But there’s another way to look at these cities. Let’s rewind and put on a different set of glasses:
Care of Creation, my organization, does a lot of work teaching people in Kenya and other East African countries about the dangers of destroying forests. God gave us trees for good reason: In terms of hydrology (water cycles), trees are essential. They are like the columns holding up the roof of a building – lose the trees, the whole system falls apart. It turns out that something very similar is going on in the Mississippi River watershed of middle America. We’re a richer country – but it appears that mere wealth can’t stop a flood. When we human beings carelessly destroy vital parts of the world God gave us to live in, it doesn’t seem to matter whether we’re living in a village in Kenya or on a farm in Missouri.

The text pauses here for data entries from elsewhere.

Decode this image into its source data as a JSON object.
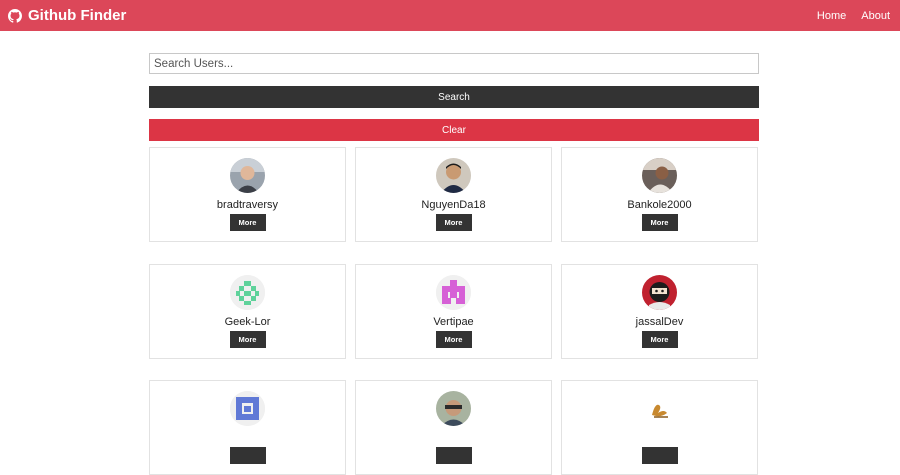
{
  "navbar": {
    "brand": "Github Finder",
    "links": [
      "Home",
      "About"
    ],
    "color": "#dc4759",
    "brand_icon": "github-icon"
  },
  "search": {
    "placeholder": "Search Users...",
    "value": "",
    "search_label": "Search",
    "clear_label": "Clear"
  },
  "users": [
    {
      "login": "bradtraversy",
      "more": "More",
      "avatar": "photo"
    },
    {
      "login": "NguyenDa18",
      "more": "More",
      "avatar": "photo"
    },
    {
      "login": "Bankole2000",
      "more": "More",
      "avatar": "photo"
    },
    {
      "login": "Geek-Lor",
      "more": "More",
      "avatar": "identicon-green"
    },
    {
      "login": "Vertipae",
      "more": "More",
      "avatar": "identicon-magenta"
    },
    {
      "login": "jassalDev",
      "more": "More",
      "avatar": "ninja"
    },
    {
      "login": "",
      "more": "",
      "avatar": "identicon-blue"
    },
    {
      "login": "",
      "more": "",
      "avatar": "photo"
    },
    {
      "login": "",
      "more": "",
      "avatar": "logo"
    }
  ]
}
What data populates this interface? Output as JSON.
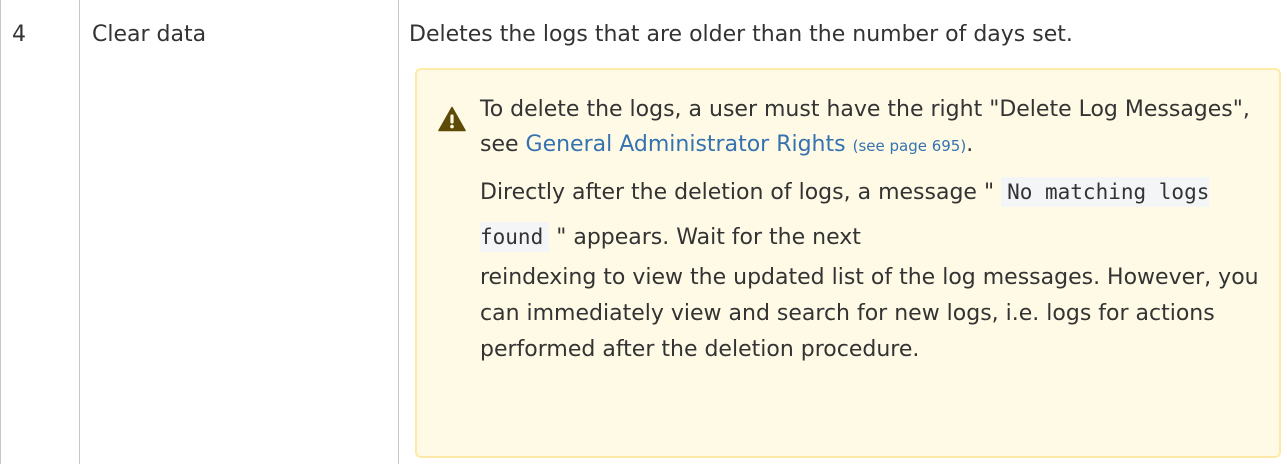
{
  "row": {
    "number": "4",
    "name": "Clear data",
    "description": "Deletes the logs that are older than the number of days set."
  },
  "note": {
    "icon": "warning-icon",
    "colors": {
      "background": "#fffae6",
      "border": "#ffe9a6",
      "icon": "#5e4a07",
      "link": "#3572b0"
    },
    "para1_before": "To delete the logs, a user must have the right \"Delete Log Messages\", see ",
    "link_text": "General Administrator Rights",
    "page_ref": "(see page 695)",
    "para1_after": ".",
    "para2_before": "Directly after the deletion of logs, a message \"",
    "code_text": "No matching logs found",
    "para2_after_quote": "\" appears. Wait for the next",
    "para2_rest": "reindexing to view the updated list of the log messages. However, you can immediately view and search for new logs, i.e. logs for actions performed after the deletion procedure."
  }
}
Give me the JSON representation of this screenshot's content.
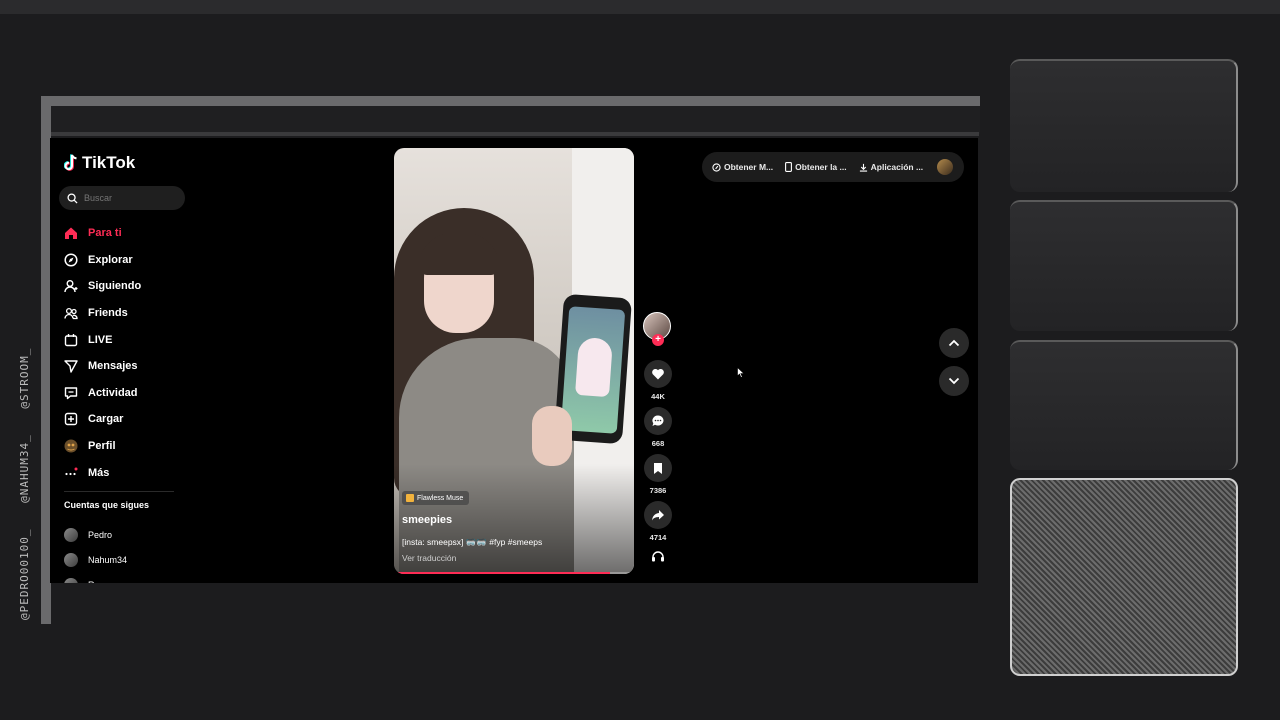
{
  "overlay": {
    "credits": [
      "@PEDRO00100_",
      "@NAHUM34_",
      "@STROOM_"
    ]
  },
  "app": {
    "name": "TikTok"
  },
  "search": {
    "placeholder": "Buscar"
  },
  "nav": {
    "items": [
      {
        "label": "Para ti",
        "icon": "home-icon",
        "active": true
      },
      {
        "label": "Explorar",
        "icon": "compass-icon"
      },
      {
        "label": "Siguiendo",
        "icon": "user-follow-icon"
      },
      {
        "label": "Friends",
        "icon": "friends-icon"
      },
      {
        "label": "LIVE",
        "icon": "live-icon"
      },
      {
        "label": "Mensajes",
        "icon": "send-icon"
      },
      {
        "label": "Actividad",
        "icon": "activity-icon"
      },
      {
        "label": "Cargar",
        "icon": "upload-icon"
      },
      {
        "label": "Perfil",
        "icon": "profile-icon"
      },
      {
        "label": "Más",
        "icon": "more-icon"
      }
    ]
  },
  "following": {
    "title": "Cuentas que sigues",
    "accounts": [
      "Pedro",
      "Nahum34",
      "Rg"
    ]
  },
  "video": {
    "effect": "Flawless Muse",
    "author": "smeepies",
    "caption": "[insta: smeepsx] 🥽🥽 #fyp #smeeps",
    "translate": "Ver traducción",
    "progress": 0.9
  },
  "actions": {
    "likes": "44K",
    "comments": "668",
    "saves": "7386",
    "shares": "4714"
  },
  "top_bar": {
    "items": [
      "Obtener M...",
      "Obtener la ...",
      "Aplicación ..."
    ]
  },
  "colors": {
    "accent": "#fe2c55",
    "background": "#000000"
  }
}
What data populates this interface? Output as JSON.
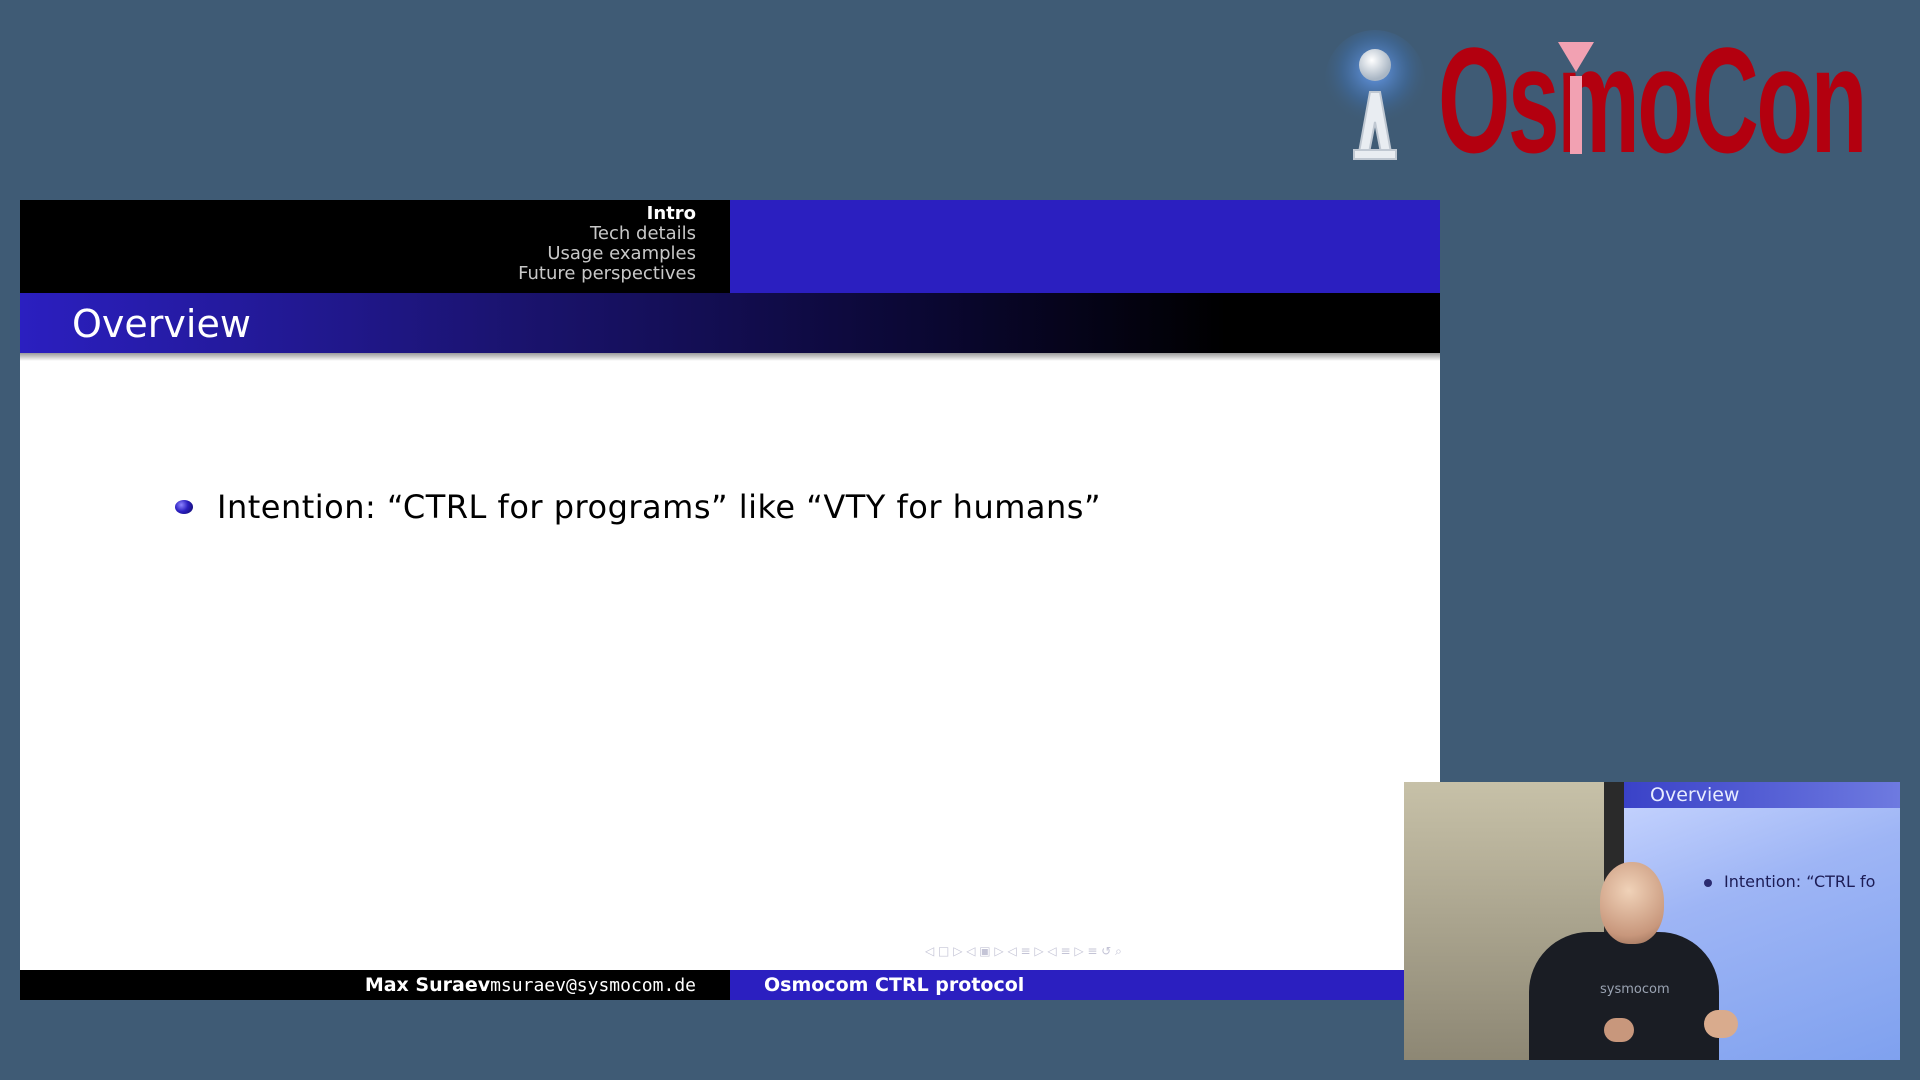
{
  "logo": {
    "text": "OsmoCon",
    "icon": "antenna-tower-icon",
    "color": "#b3000f"
  },
  "slide": {
    "sections": {
      "current": "Intro",
      "others": [
        "Tech details",
        "Usage examples",
        "Future perspectives"
      ]
    },
    "frame_title": "Overview",
    "bullets": [
      "Intention: “CTRL for programs” like “VTY for humans”"
    ],
    "nav_symbols": "◁ □ ▷   ◁ ▣ ▷   ◁ ≡ ▷   ◁ ≡ ▷   ≡   ↺ ⌕",
    "footer": {
      "author_name": "Max Suraev",
      "author_email": "msuraev@sysmocom.de",
      "talk_title": "Osmocom CTRL protocol"
    },
    "colors": {
      "structure_blue": "#2b1fc0",
      "header_black": "#000000",
      "background": "#3f5b75"
    }
  },
  "video": {
    "screen_title": "Overview",
    "screen_bullet": "Intention: “CTRL fo",
    "shirt_text": "sysmocom"
  }
}
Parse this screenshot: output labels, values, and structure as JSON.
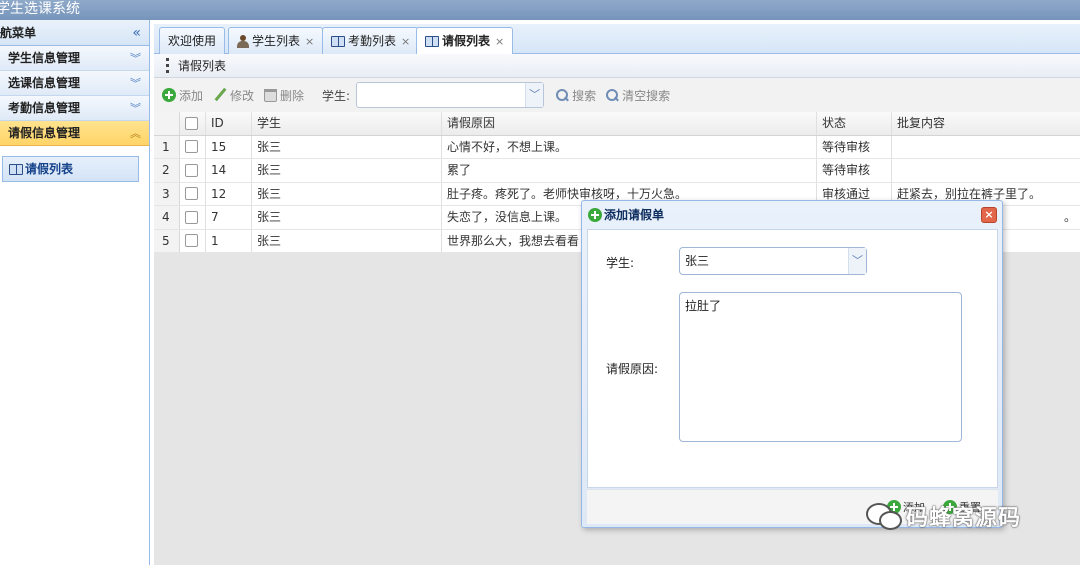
{
  "app": {
    "title": "学生选课系统"
  },
  "sidebar": {
    "header": "航菜单",
    "collapse_glyph": "«",
    "sections": [
      {
        "label": "学生信息管理",
        "active": false
      },
      {
        "label": "选课信息管理",
        "active": false
      },
      {
        "label": "考勤信息管理",
        "active": false
      },
      {
        "label": "请假信息管理",
        "active": true
      }
    ],
    "items": [
      {
        "label": "请假列表",
        "icon": "book-icon"
      }
    ]
  },
  "tabs": [
    {
      "label": "欢迎使用",
      "closable": false,
      "active": false
    },
    {
      "label": "学生列表",
      "closable": true,
      "active": false,
      "icon": "user-icon"
    },
    {
      "label": "考勤列表",
      "closable": true,
      "active": false,
      "icon": "book-icon"
    },
    {
      "label": "请假列表",
      "closable": true,
      "active": true,
      "icon": "book-icon"
    }
  ],
  "panel": {
    "title": "请假列表"
  },
  "toolbar": {
    "add": "添加",
    "edit": "修改",
    "delete": "删除",
    "student_label": "学生:",
    "search": "搜索",
    "clear_search": "清空搜索"
  },
  "table": {
    "columns": [
      "ID",
      "学生",
      "请假原因",
      "状态",
      "批复内容"
    ],
    "rows": [
      {
        "n": "1",
        "id": "15",
        "student": "张三",
        "reason": "心情不好，不想上课。",
        "status": "等待审核",
        "reply": ""
      },
      {
        "n": "2",
        "id": "14",
        "student": "张三",
        "reason": "累了",
        "status": "等待审核",
        "reply": ""
      },
      {
        "n": "3",
        "id": "12",
        "student": "张三",
        "reason": "肚子疼。疼死了。老师快审核呀，十万火急。",
        "status": "审核通过",
        "reply": "赶紧去，别拉在裤子里了。"
      },
      {
        "n": "4",
        "id": "7",
        "student": "张三",
        "reason": "失恋了，没信息上课。",
        "status": "",
        "reply": "。"
      },
      {
        "n": "5",
        "id": "1",
        "student": "张三",
        "reason": "世界那么大，我想去看看！",
        "status": "",
        "reply": ""
      }
    ]
  },
  "dialog": {
    "title": "添加请假单",
    "student_label": "学生:",
    "student_value": "张三",
    "reason_label": "请假原因:",
    "reason_value": "拉肚了",
    "add_button": "添加",
    "reset_button": "重置"
  },
  "watermark": {
    "text": "码蜂窝源码"
  }
}
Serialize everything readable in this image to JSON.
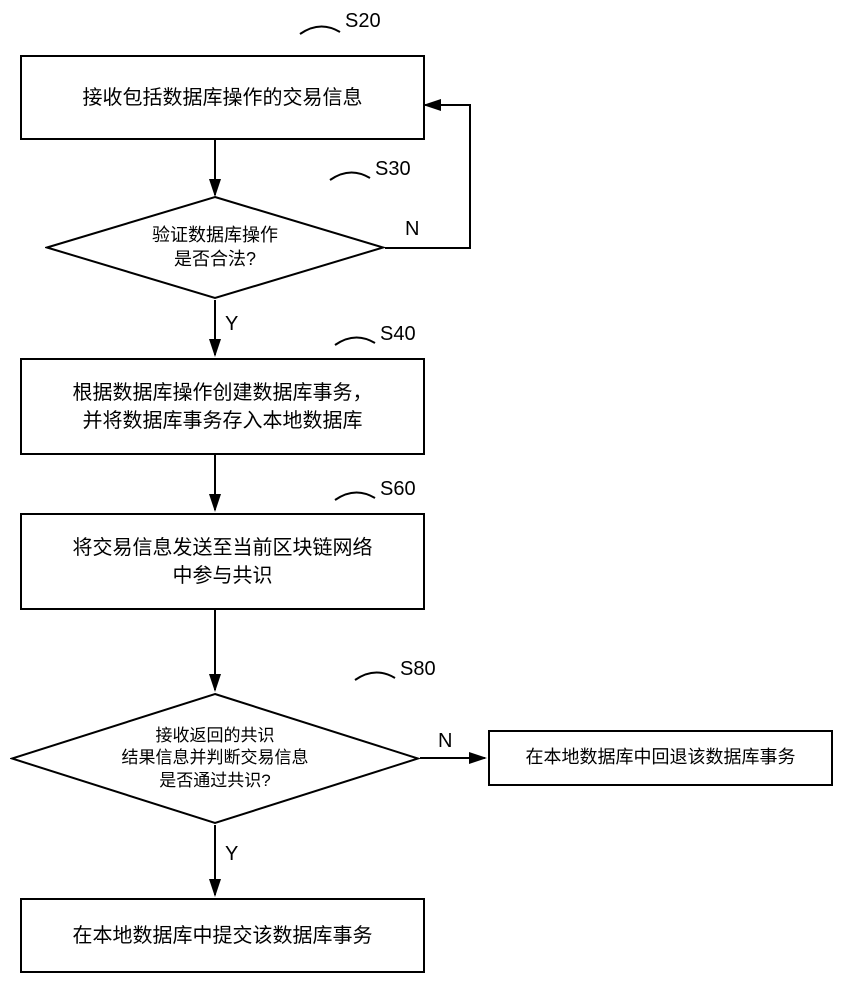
{
  "steps": {
    "s20": {
      "label": "S20",
      "text": "接收包括数据库操作的交易信息"
    },
    "s30": {
      "label": "S30",
      "text": "验证数据库操作\n是否合法?"
    },
    "s40": {
      "label": "S40",
      "text": "根据数据库操作创建数据库事务，\n并将数据库事务存入本地数据库"
    },
    "s60": {
      "label": "S60",
      "text": "将交易信息发送至当前区块链网络\n中参与共识"
    },
    "s80": {
      "label": "S80",
      "text": "接收返回的共识\n结果信息并判断交易信息\n是否通过共识?"
    },
    "rollback": {
      "text": "在本地数据库中回退该数据库事务"
    },
    "commit": {
      "text": "在本地数据库中提交该数据库事务"
    }
  },
  "labels": {
    "yes": "Y",
    "no": "N"
  }
}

Lost in the blizzard of headlines over the last week – tornadoes, weddings, the death of a terrorist – is the developing flood situation in the Mississippi River valley. The few stories that we’ve seen have focused on what one commentator called a solomonic dilemma: Whether to save a small, struggling riverside city (Cairo, Illinois) or hundreds of thousands of acres of the country’s best farmland in Missouri. That case has been all the way to the US Supreme Court in the last 48 hours, with the result that last night the Corps blasted two miles of levees at Bird’s Point, just south of Cairo in order to reduce the pressure on that community’s flood defenses. As of this writing, the river has receded by a foot – the Corps hopes that they’ll see three more feet of decline in the next couple of days. Continue reading →
In this blog we don’t spend a great deal of time on climate change/global warming. This is not because we do not believe it’s a problem – it is. But in the larger picture of what is happening in God’s creation, climate change is one of many problems, including loss of biodiversity (extinctions), water, deforestation, chemical pollution – the list could go on and on. The January issue of the Journal of the Royal Geographic Society, one of the most prestigious scientific organizations in the world, devotes itself to the question of whether and when the globe might reach a temperature increase of four degrees Celsius (7 degrees F) and what such a temperature rise might mean.
This is not good bedtime reading, but you need to at least take a look. Keep in mind that the 2070’s (see the first article below) are within the lifetime of today’s college students, and that this is not material from the radical edges of the blogosphere. These are some of the world’s most respected scientists, but – considering the scenarios they are describing – some of them are more optimistic than I would have expected.
Below are some of the articles in this issue with a quote or two from each. The content is free today – I’m not sure if it will remain so. I have copies if the links to the articles no longer work – drop a note in the comments or send me a message. Continue reading →
Another guest post from Donn Ring. Who knew water drops had so much to teach us? [previous post by Donn is here.]Click on the pictures to see them full-size.
I have often attended 2 martini or chardonnay social hours where mature folk chat about their recent global treks to visit the wonders of civilization — pyramids, temples, castles, palaces, fortresses, cathedrals, chateaus, museums, mausoleums, formal gardens. Monuments of Man. All very impressive and fascinating.
“Oh — Donn, have you seen the Crown Jewels in the Tower of London? Ahh — but then there is the Antwerp World Diamond Centre in Belgium. Have you been there? Stunning! And how about Paris’ Les Arts Decoratif with it’s fascinating display of fashion jewelry?”